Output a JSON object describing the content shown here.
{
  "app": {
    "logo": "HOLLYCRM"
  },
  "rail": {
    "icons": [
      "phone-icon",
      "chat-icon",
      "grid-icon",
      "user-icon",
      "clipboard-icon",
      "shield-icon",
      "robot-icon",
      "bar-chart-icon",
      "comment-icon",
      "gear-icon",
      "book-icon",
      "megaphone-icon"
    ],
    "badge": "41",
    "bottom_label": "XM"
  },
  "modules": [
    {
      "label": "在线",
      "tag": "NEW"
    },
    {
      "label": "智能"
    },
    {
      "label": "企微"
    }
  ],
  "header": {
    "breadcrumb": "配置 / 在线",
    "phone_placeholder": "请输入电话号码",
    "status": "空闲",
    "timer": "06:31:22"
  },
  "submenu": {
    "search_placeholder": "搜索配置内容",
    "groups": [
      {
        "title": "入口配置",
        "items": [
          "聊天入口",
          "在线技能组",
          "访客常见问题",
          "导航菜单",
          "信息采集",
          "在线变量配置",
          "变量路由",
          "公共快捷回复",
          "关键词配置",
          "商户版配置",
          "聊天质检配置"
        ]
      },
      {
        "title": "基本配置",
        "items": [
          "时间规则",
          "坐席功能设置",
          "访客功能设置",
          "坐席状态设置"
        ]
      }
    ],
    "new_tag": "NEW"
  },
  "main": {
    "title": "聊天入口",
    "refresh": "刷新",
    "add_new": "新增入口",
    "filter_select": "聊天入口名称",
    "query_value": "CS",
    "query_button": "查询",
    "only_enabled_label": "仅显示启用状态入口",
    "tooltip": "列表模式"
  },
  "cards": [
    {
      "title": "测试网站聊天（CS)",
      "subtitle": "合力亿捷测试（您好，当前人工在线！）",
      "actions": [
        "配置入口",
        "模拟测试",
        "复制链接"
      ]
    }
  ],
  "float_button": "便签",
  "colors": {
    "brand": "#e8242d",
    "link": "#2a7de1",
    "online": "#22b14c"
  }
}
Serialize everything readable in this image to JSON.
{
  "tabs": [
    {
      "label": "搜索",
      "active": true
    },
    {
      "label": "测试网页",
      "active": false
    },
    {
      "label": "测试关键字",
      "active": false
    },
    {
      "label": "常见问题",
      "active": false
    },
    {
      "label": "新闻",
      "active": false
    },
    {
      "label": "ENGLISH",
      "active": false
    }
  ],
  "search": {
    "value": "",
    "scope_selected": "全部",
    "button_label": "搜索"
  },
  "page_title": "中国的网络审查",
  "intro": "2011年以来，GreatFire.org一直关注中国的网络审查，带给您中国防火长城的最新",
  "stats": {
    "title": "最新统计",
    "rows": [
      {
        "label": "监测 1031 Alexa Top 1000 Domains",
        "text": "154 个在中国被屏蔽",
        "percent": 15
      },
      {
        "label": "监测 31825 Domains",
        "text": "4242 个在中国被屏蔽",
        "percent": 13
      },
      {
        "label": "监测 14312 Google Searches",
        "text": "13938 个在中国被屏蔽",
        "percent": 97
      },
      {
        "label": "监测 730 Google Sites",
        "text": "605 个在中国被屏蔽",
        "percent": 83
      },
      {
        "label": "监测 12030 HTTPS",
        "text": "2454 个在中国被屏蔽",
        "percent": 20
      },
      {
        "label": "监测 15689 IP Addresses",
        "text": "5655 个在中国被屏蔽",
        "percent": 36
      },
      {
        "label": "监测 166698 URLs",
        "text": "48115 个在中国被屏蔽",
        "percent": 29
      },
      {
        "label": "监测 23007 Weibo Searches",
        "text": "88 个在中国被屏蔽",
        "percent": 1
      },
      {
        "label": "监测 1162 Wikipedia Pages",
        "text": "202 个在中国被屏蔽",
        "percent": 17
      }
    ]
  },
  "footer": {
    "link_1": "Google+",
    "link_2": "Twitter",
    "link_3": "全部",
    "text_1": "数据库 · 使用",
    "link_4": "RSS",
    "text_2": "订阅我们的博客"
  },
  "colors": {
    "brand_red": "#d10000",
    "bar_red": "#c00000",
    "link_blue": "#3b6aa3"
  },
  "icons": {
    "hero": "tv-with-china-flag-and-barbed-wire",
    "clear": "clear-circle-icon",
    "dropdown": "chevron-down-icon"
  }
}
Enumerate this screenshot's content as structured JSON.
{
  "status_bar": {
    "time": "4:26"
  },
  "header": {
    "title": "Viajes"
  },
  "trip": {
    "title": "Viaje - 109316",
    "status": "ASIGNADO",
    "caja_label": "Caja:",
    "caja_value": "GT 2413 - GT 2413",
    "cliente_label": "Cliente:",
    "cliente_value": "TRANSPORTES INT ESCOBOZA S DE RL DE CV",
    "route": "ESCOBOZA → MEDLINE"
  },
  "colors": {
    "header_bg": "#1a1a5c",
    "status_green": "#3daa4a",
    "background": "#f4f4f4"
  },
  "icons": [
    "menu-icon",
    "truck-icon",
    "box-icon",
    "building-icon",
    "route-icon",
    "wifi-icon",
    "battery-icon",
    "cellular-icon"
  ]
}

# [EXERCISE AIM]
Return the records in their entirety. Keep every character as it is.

# [OUTPUT BELOW]
Output a JSON object describing the content shown here.
{
  "app": {
    "logo": "HOLLYCRM"
  },
  "rail": {
    "icons": [
      "phone-icon",
      "chat-icon",
      "grid-icon",
      "user-icon",
      "clipboard-icon",
      "shield-icon",
      "robot-icon",
      "bar-chart-icon",
      "comment-icon",
      "gear-icon",
      "book-icon",
      "megaphone-icon"
    ],
    "badge": "41",
    "bottom_label": "XM"
  },
  "modules": [
    {
      "label": "在线",
      "tag": "NEW"
    },
    {
      "label": "智能"
    },
    {
      "label": "企微"
    }
  ],
  "header": {
    "breadcrumb": "配置 / 在线",
    "phone_placeholder": "请输入电话号码",
    "status": "空闲",
    "timer": "06:31:22"
  },
  "submenu": {
    "search_placeholder": "搜索配置内容",
    "groups": [
      {
        "title": "入口配置",
        "items": [
          "聊天入口",
          "在线技能组",
          "访客常见问题",
          "导航菜单",
          "信息采集",
          "在线变量配置",
          "变量路由",
          "公共快捷回复",
          "关键词配置",
          "商户版配置",
          "聊天质检配置"
        ]
      },
      {
        "title": "基本配置",
        "items": [
          "时间规则",
          "坐席功能设置",
          "访客功能设置",
          "坐席状态设置"
        ]
      }
    ],
    "new_tag": "NEW"
  },
  "main": {
    "title": "聊天入口",
    "refresh": "刷新",
    "add_new": "新增入口",
    "filter_select": "聊天入口名称",
    "query_value": "CS",
    "query_button": "查询",
    "only_enabled_label": "仅显示启用状态入口",
    "tooltip": "列表模式"
  },
  "cards": [
    {
      "title": "测试网站聊天（CS)",
      "subtitle": "合力亿捷测试（您好，当前人工在线！）",
      "actions": [
        "配置入口",
        "模拟测试",
        "复制链接"
      ]
    }
  ],
  "float_button": "便签",
  "colors": {
    "brand": "#e8242d",
    "link": "#2a7de1",
    "online": "#22b14c"
  }
}
Serialize everything readable in this image to JSON.
{
  "tabs": [
    {
      "label": "搜索",
      "active": true
    },
    {
      "label": "测试网页",
      "active": false
    },
    {
      "label": "测试关键字",
      "active": false
    },
    {
      "label": "常见问题",
      "active": false
    },
    {
      "label": "新闻",
      "active": false
    },
    {
      "label": "ENGLISH",
      "active": false
    }
  ],
  "search": {
    "value": "",
    "scope_selected": "全部",
    "button_label": "搜索"
  },
  "page_title": "中国的网络审查",
  "intro": "2011年以来，GreatFire.org一直关注中国的网络审查，带给您中国防火长城的最新",
  "stats": {
    "title": "最新统计",
    "rows": [
      {
        "label": "监测 1031 Alexa Top 1000 Domains",
        "text": "154 个在中国被屏蔽",
        "percent": 15
      },
      {
        "label": "监测 31825 Domains",
        "text": "4242 个在中国被屏蔽",
        "percent": 13
      },
      {
        "label": "监测 14312 Google Searches",
        "text": "13938 个在中国被屏蔽",
        "percent": 97
      },
      {
        "label": "监测 730 Google Sites",
        "text": "605 个在中国被屏蔽",
        "percent": 83
      },
      {
        "label": "监测 12030 HTTPS",
        "text": "2454 个在中国被屏蔽",
        "percent": 20
      },
      {
        "label": "监测 15689 IP Addresses",
        "text": "5655 个在中国被屏蔽",
        "percent": 36
      },
      {
        "label": "监测 166698 URLs",
        "text": "48115 个在中国被屏蔽",
        "percent": 29
      },
      {
        "label": "监测 23007 Weibo Searches",
        "text": "88 个在中国被屏蔽",
        "percent": 1
      },
      {
        "label": "监测 1162 Wikipedia Pages",
        "text": "202 个在中国被屏蔽",
        "percent": 17
      }
    ]
  },
  "footer": {
    "link_1": "Google+",
    "link_2": "Twitter",
    "link_3": "全部",
    "text_1": "数据库 · 使用",
    "link_4": "RSS",
    "text_2": "订阅我们的博客"
  },
  "colors": {
    "brand_red": "#d10000",
    "bar_red": "#c00000",
    "link_blue": "#3b6aa3"
  },
  "icons": {
    "hero": "tv-with-china-flag-and-barbed-wire",
    "clear": "clear-circle-icon",
    "dropdown": "chevron-down-icon"
  }
}
Enumerate this screenshot's content as structured JSON.
{
  "status_bar": {
    "time": "4:26"
  },
  "header": {
    "title": "Viajes"
  },
  "trip": {
    "title": "Viaje - 109316",
    "status": "ASIGNADO",
    "caja_label": "Caja:",
    "caja_value": "GT 2413 - GT 2413",
    "cliente_label": "Cliente:",
    "cliente_value": "TRANSPORTES INT ESCOBOZA S DE RL DE CV",
    "route": "ESCOBOZA → MEDLINE"
  },
  "colors": {
    "header_bg": "#1a1a5c",
    "status_green": "#3daa4a",
    "background": "#f4f4f4"
  },
  "icons": [
    "menu-icon",
    "truck-icon",
    "box-icon",
    "building-icon",
    "route-icon",
    "wifi-icon",
    "battery-icon",
    "cellular-icon"
  ]
}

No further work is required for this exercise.